Key to Australian Freshwater and Terrestrial Invertebrates

Phylum Annelida
Class Clitellata
Family Haplotaxidae

Common names: haplotaxids


The Haplotaxidae is a family of mostly aquatic oligochaetes, superficially resembling earthworms. Most species are 2-10cm long, and are very elongate relative to their width. Often haplotaxids have pink or brown colouration when alive.

Distribution and diversity

There are only about 20 species of Haplotaxidae described worldwide, all from the type genus, Haplotaxis. Four species have been reported from Australia. Only one species, Haplotaxis ornamentus, is endemic to Australia and has been described from deep Tasmanian lakes. The rest of Australia’s species have been identified from very few specimens.

Life cycle

Haplotaxids, like all oligochaetes, are hermaphrodites, with both male and female genitalia. A mating pair overlaps anterior ends ventrally and each exchanges sperm with the other. The worms then separate and the clitellum secretes the cocoon that forms a ring around the worm into which the eggs are laid and sperm deposited.

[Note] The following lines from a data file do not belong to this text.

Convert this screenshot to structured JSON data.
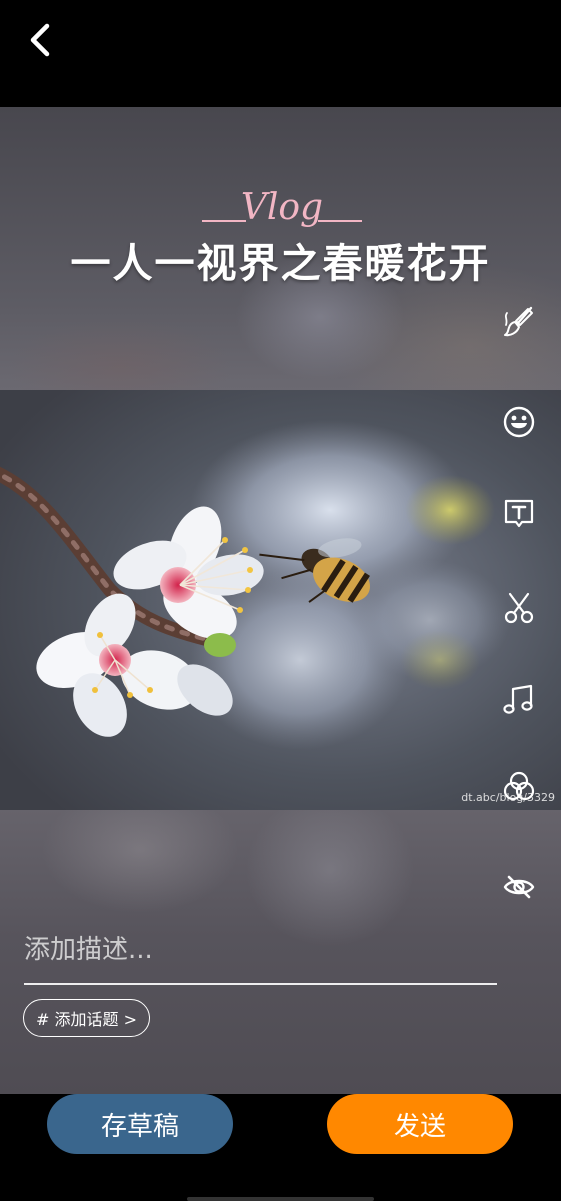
{
  "header": {
    "back_icon": "chevron-left-icon"
  },
  "cover": {
    "vlog_sticker_text": "Vlog",
    "title": "一人一视界之春暖花开",
    "watermark": "dt.abc/blog/3329"
  },
  "tools": [
    {
      "name": "brush-icon"
    },
    {
      "name": "emoji-icon"
    },
    {
      "name": "text-icon"
    },
    {
      "name": "scissors-icon"
    },
    {
      "name": "music-icon"
    },
    {
      "name": "filter-icon"
    },
    {
      "name": "eye-slash-icon"
    }
  ],
  "composer": {
    "description_placeholder": "添加描述...",
    "description_value": "",
    "topic_label": "# 添加话题 >"
  },
  "actions": {
    "draft_label": "存草稿",
    "send_label": "发送"
  },
  "colors": {
    "draft_button": "#3a668d",
    "send_button": "#ff8800",
    "vlog_sticker": "#f2b6c4"
  }
}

The genus Haplotaxis, including Haplotaxis heterogyne which was described from New Zealand, is predatory and the animals have a gizzard-like pharynx and large sickle-shaped ventral chaetae for grasping prey.


Most species of Haplotaxidae are found in semi-terrestrial habitats such as river banks or in surficial sediments of lakes and streams. They also inhabit subterranean environments such as caves, groundwater and hyproheric zones (where groundwater and surface water meet).